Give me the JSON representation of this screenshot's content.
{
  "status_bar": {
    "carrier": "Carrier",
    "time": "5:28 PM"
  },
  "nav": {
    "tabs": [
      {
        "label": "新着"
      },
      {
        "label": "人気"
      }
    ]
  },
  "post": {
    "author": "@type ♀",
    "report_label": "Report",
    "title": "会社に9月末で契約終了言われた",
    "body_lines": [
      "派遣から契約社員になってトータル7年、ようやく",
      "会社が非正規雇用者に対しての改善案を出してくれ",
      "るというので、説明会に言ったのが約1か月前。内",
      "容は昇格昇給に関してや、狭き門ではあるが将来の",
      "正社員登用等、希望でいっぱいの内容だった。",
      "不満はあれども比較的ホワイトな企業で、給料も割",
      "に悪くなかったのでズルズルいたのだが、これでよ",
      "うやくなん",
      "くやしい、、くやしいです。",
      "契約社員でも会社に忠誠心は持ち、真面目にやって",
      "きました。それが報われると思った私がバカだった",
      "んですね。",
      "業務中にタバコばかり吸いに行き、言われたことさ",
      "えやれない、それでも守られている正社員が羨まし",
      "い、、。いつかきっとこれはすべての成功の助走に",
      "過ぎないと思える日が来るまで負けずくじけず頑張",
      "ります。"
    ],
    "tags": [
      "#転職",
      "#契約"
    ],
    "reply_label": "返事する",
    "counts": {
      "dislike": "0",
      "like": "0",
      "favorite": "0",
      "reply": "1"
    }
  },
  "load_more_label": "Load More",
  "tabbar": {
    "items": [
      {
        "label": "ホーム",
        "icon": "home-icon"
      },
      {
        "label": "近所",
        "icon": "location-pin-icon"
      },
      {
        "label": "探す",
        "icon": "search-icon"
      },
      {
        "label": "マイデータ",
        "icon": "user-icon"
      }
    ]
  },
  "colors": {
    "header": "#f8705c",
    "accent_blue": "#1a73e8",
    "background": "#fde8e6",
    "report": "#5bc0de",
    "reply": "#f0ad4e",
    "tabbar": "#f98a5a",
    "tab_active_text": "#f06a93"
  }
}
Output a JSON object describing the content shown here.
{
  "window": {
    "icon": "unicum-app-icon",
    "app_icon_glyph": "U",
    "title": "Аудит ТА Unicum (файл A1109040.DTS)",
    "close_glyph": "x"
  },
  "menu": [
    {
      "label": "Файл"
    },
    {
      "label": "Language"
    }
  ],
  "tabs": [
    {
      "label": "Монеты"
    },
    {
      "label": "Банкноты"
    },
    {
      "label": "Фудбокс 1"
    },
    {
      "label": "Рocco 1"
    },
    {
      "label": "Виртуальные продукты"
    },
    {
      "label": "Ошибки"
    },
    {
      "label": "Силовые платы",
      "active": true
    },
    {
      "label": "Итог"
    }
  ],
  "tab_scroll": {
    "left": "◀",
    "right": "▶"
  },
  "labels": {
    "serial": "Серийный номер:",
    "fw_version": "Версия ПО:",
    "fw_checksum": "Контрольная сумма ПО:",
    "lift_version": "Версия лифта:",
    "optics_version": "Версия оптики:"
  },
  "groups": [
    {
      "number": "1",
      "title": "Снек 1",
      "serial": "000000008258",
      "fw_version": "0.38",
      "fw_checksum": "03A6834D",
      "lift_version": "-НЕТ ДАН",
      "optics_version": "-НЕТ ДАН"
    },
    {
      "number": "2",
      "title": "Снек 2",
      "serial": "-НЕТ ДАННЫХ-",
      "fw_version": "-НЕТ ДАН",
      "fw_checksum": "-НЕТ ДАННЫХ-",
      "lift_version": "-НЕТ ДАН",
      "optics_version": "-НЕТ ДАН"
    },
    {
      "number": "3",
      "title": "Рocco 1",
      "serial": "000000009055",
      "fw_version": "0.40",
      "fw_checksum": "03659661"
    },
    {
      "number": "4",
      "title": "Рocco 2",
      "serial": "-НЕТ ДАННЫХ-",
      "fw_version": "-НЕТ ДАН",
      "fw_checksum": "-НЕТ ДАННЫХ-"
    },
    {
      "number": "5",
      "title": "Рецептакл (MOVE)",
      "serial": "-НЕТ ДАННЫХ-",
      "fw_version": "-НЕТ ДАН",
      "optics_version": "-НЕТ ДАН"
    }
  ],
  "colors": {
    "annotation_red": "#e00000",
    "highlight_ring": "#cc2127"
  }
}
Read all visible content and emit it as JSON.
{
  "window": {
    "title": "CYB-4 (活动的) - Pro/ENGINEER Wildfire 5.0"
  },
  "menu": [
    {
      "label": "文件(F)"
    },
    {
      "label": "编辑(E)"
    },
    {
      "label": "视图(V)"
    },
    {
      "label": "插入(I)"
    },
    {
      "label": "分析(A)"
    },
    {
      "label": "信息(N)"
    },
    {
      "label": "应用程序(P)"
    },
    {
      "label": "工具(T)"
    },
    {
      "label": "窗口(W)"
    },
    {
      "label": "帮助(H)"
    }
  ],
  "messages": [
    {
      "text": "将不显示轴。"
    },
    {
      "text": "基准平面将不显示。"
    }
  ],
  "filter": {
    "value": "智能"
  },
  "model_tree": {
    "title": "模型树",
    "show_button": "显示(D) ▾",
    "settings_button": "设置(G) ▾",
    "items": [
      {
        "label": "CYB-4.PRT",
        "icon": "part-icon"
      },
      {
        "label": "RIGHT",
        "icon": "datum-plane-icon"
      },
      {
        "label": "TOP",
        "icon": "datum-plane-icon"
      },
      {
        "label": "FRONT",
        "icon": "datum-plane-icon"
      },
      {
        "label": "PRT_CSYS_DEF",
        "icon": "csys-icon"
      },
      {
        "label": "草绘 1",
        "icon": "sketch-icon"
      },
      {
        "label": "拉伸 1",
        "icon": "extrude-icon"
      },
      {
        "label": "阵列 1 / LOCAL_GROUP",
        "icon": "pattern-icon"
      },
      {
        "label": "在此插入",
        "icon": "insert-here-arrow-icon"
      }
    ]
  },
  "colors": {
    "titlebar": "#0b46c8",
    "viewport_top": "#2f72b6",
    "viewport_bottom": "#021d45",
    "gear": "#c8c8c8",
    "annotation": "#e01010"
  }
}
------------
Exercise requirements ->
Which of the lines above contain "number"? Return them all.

Reply ->
      "number": "1",
      "number": "2",
      "number": "3",
      "number": "4",
      "number": "5",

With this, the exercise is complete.